══ Data ══

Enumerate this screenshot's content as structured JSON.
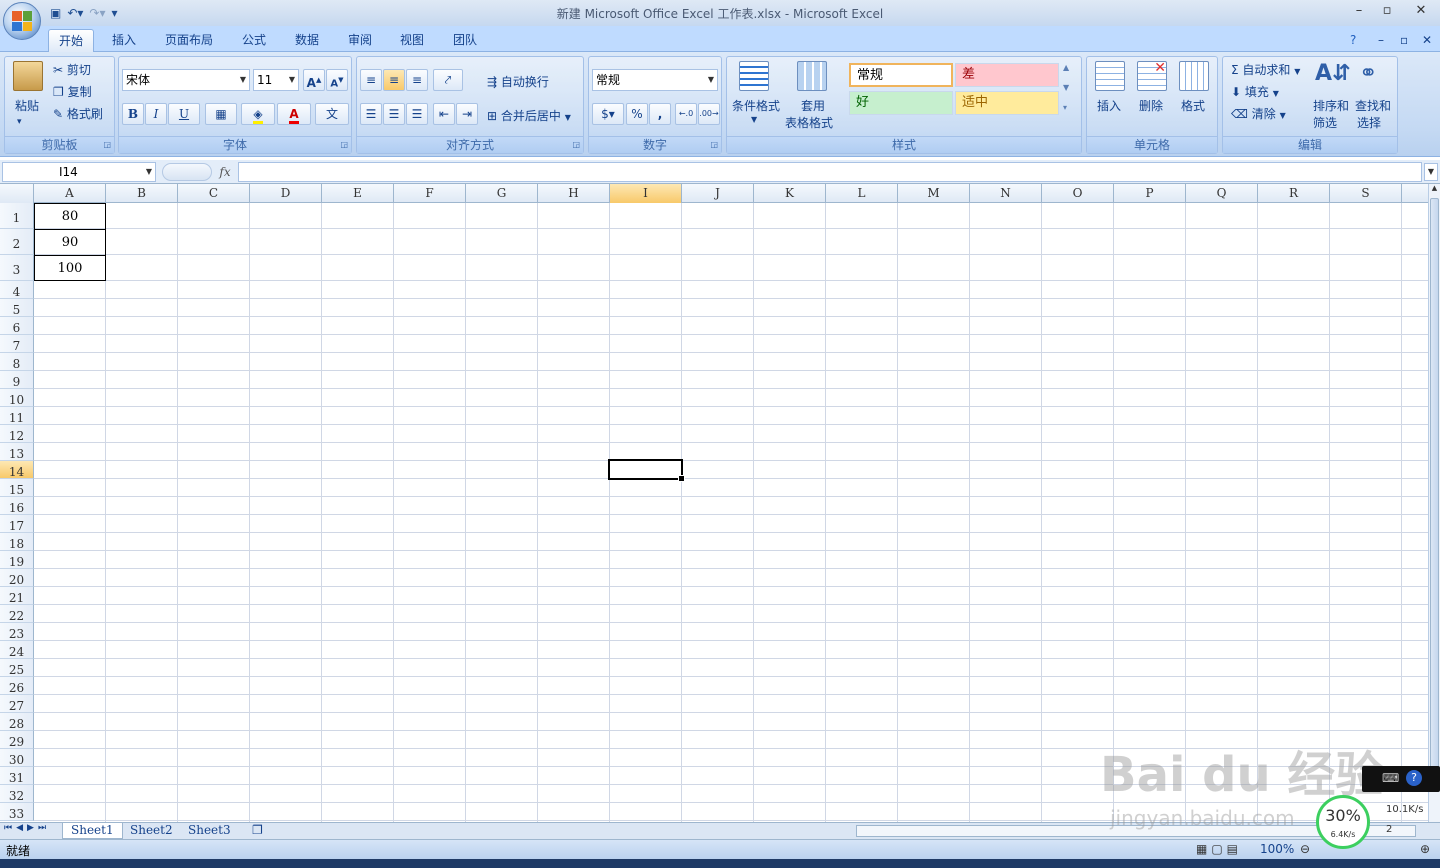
{
  "window": {
    "title": "新建 Microsoft Office Excel 工作表.xlsx - Microsoft Excel",
    "minimize": "–",
    "restore": "▫",
    "close": "✕"
  },
  "tabs": [
    "开始",
    "插入",
    "页面布局",
    "公式",
    "数据",
    "审阅",
    "视图",
    "团队"
  ],
  "ribbon": {
    "clipboard": {
      "paste": "粘贴",
      "cut": "剪切",
      "copy": "复制",
      "format_painter": "格式刷",
      "label": "剪贴板"
    },
    "font": {
      "name": "宋体",
      "size": "11",
      "bold": "B",
      "italic": "I",
      "underline": "U",
      "label": "字体"
    },
    "alignment": {
      "wrap": "自动换行",
      "merge": "合并后居中",
      "label": "对齐方式"
    },
    "number": {
      "format": "常规",
      "percent": "%",
      "comma": ",",
      "label": "数字"
    },
    "styles": {
      "conditional": "条件格式",
      "table_line1": "套用",
      "table_line2": "表格格式",
      "normal": "常规",
      "bad": "差",
      "good": "好",
      "neutral": "适中",
      "label": "样式"
    },
    "cells": {
      "insert": "插入",
      "delete": "删除",
      "format": "格式",
      "label": "单元格"
    },
    "editing": {
      "autosum": "自动求和",
      "fill": "填充",
      "clear": "清除",
      "sort_line1": "排序和",
      "sort_line2": "筛选",
      "find_line1": "查找和",
      "find_line2": "选择",
      "label": "编辑"
    }
  },
  "formula_bar": {
    "name_box": "I14",
    "fx": "fx",
    "value": ""
  },
  "columns": [
    "A",
    "B",
    "C",
    "D",
    "E",
    "F",
    "G",
    "H",
    "I",
    "J",
    "K",
    "L",
    "M",
    "N",
    "O",
    "P",
    "Q",
    "R",
    "S"
  ],
  "rows": [
    "1",
    "2",
    "3",
    "4",
    "5",
    "6",
    "7",
    "8",
    "9",
    "10",
    "11",
    "12",
    "13",
    "14",
    "15",
    "16",
    "17",
    "18",
    "19",
    "20",
    "21",
    "22",
    "23",
    "24",
    "25",
    "26",
    "27",
    "28",
    "29",
    "30",
    "31",
    "32",
    "33"
  ],
  "cells": {
    "A1": "80",
    "A2": "90",
    "A3": "100"
  },
  "selected": {
    "col": "I",
    "row": "14"
  },
  "sheets": [
    "Sheet1",
    "Sheet2",
    "Sheet3"
  ],
  "active_sheet": "Sheet1",
  "status": {
    "ready": "就绪",
    "zoom": "100%"
  },
  "overlay": {
    "cpu": "30%",
    "upload": "6.4K/s",
    "download": "10.1K/s",
    "count": "2"
  },
  "watermark": {
    "brand": "Bai du 经验",
    "url": "jingyan.baidu.com"
  }
}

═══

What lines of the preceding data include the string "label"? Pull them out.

*Reply to the task:*
      "label": "剪贴板"
      "label": "字体"
      "label": "对齐方式"
      "label": "数字"
      "label": "样式"
      "label": "单元格"
      "label": "编辑"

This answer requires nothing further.